At this point, I inherited a subject responsibility for Media. At that time the school offered both BTEC and GCSE Media Studies; I hated the BTEC course due to its vocational pretensions in which kids wasted hours pretending to be doing some quasi-vocational project when in fact they could have been learning useful stuff. At this time I had to leave my lovely English room to move to an equally pleasant Media Suite. In the spirit of the course the tables were set up in groups, and as I was doing a lot of reading about educational theory that championed group work and tables set out in groups I continued with various combinations of table groupings. Over the next 3 years, my Media results (both BTEC and GCSE) continued to be very good (always in the 70-90% A*-C range) but my English results dropped. During this period I experimented with a lot of student-led and student-centred approaches: I tried using various Kagan structures (which I still use in small doses) and also began involving students in planning how the learning in units would progress (see early blogs on using SOLO to involve students in planning). The students loved these approaches and felt empowered, and at the time I thought I had discovered a whole new world of learning, but the English results simply didn’t support this. Enjoyment and engagement were clearly visible, but the learning was, by comparison to my previous groups, fatuous and superficial.
Not long ago I came across a research review paper that attempted to compare and analyse research that had been done into the effect of table layout in classrooms, and the findings quite strongly suggested that students make the most progress when seated in rows. There are many reasons for this: concentration is improved, low-level disruption is more easily detected and eradicated, and it is easier for the expert teacher to bring the whole class back together to put them back on track and explain key concepts.
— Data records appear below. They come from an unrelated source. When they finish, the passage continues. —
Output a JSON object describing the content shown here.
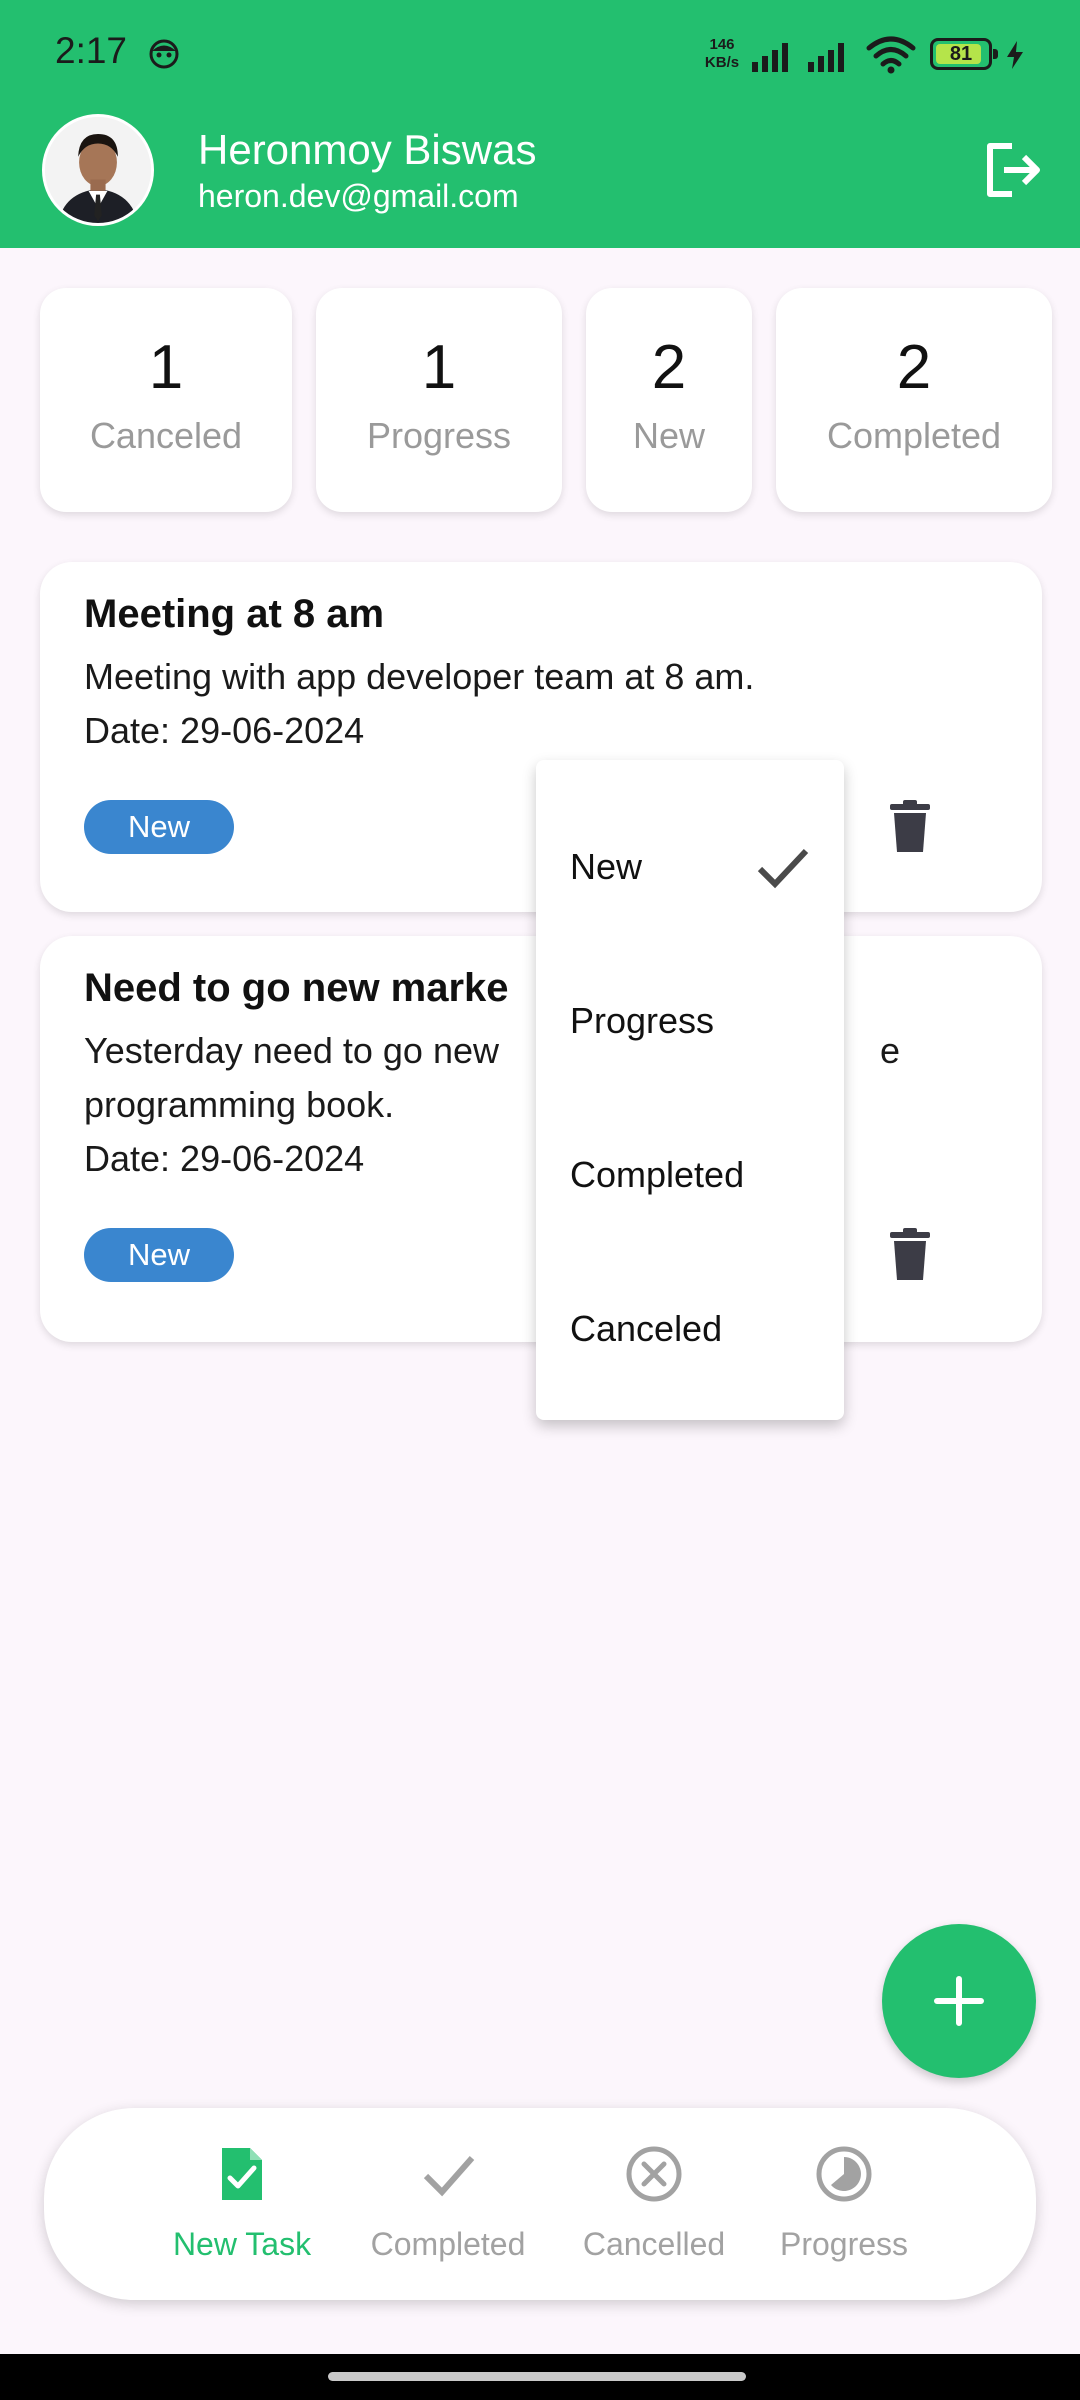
{
  "status_bar": {
    "time": "2:17",
    "net_rate_value": "146",
    "net_rate_unit": "KB/s",
    "battery": "81",
    "icons": [
      "face-icon",
      "signal-icon",
      "signal-icon",
      "wifi-icon",
      "battery-icon",
      "charging-icon"
    ]
  },
  "header": {
    "user_name": "Heronmoy Biswas",
    "user_email": "heron.dev@gmail.com",
    "logout_icon": "logout-icon",
    "accent_color": "#23bf6f"
  },
  "summary": [
    {
      "count": "1",
      "label": "Canceled"
    },
    {
      "count": "1",
      "label": "Progress"
    },
    {
      "count": "2",
      "label": "New"
    },
    {
      "count": "2",
      "label": "Completed"
    }
  ],
  "tasks": [
    {
      "title": "Meeting at 8 am",
      "description": "Meeting with app developer team at 8 am.",
      "date": "Date: 29-06-2024",
      "status": "New"
    },
    {
      "title": "Need to go new marke",
      "description_line1": "Yesterday need to go new",
      "description_tail": "e",
      "description_line2": "programming book.",
      "date": "Date: 29-06-2024",
      "status": "New"
    }
  ],
  "status_menu": {
    "items": [
      "New",
      "Progress",
      "Completed",
      "Canceled"
    ],
    "selected": "New"
  },
  "fab": {
    "icon": "plus-icon"
  },
  "bottom_nav": {
    "items": [
      {
        "label": "New Task",
        "icon": "new-task-icon",
        "active": true
      },
      {
        "label": "Completed",
        "icon": "check-icon",
        "active": false
      },
      {
        "label": "Cancelled",
        "icon": "cancel-icon",
        "active": false
      },
      {
        "label": "Progress",
        "icon": "progress-icon",
        "active": false
      }
    ],
    "active_color": "#23bf6f",
    "inactive_color": "#a2a2a2"
  }
}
Furthermore, I would argue that although a part of what we do in education is to prepare students for the workplace (whatever that may look like – and let’s face it we don’t know what it will look like in the future), the classroom – particularly the classroom of the academic subject – is not the workplace, and to pretend it is is a nonsense, as seen in those pointless BTEC Media lessons mentioned earlier. Team-working structures may work in some subjects with some teachers, but in my experience they hinder progress and slow learning right down..
My subject is academic, and as such I want to foster an academic atmosphere of inquiry and curiosity in it, not some proto-quasi- office space in which students can pretend to be project managers, sales assistants or tea-boys. They’ll get enough practice at that when they leave school and no longer have time to wallow in the exploration of knowledge.
So, my point is that in some subjects (my Maths and Science colleagues would agree with me here) direct instruction to rows of students is the most efficient and effective method of delivery. Students are not experts in these types of subjects and allowing them to fumble about in groups while I pretend to be some kind of wishy-washy “facilitator” or “guide on the side” (>cringe<) just isn’t a good way to deliver these subjects. Good teaching is about expert instruction, the chance to practise, and smart, effective feedback, not about wearing thinking hats or dishing out pretend roles in some factory floor simulation.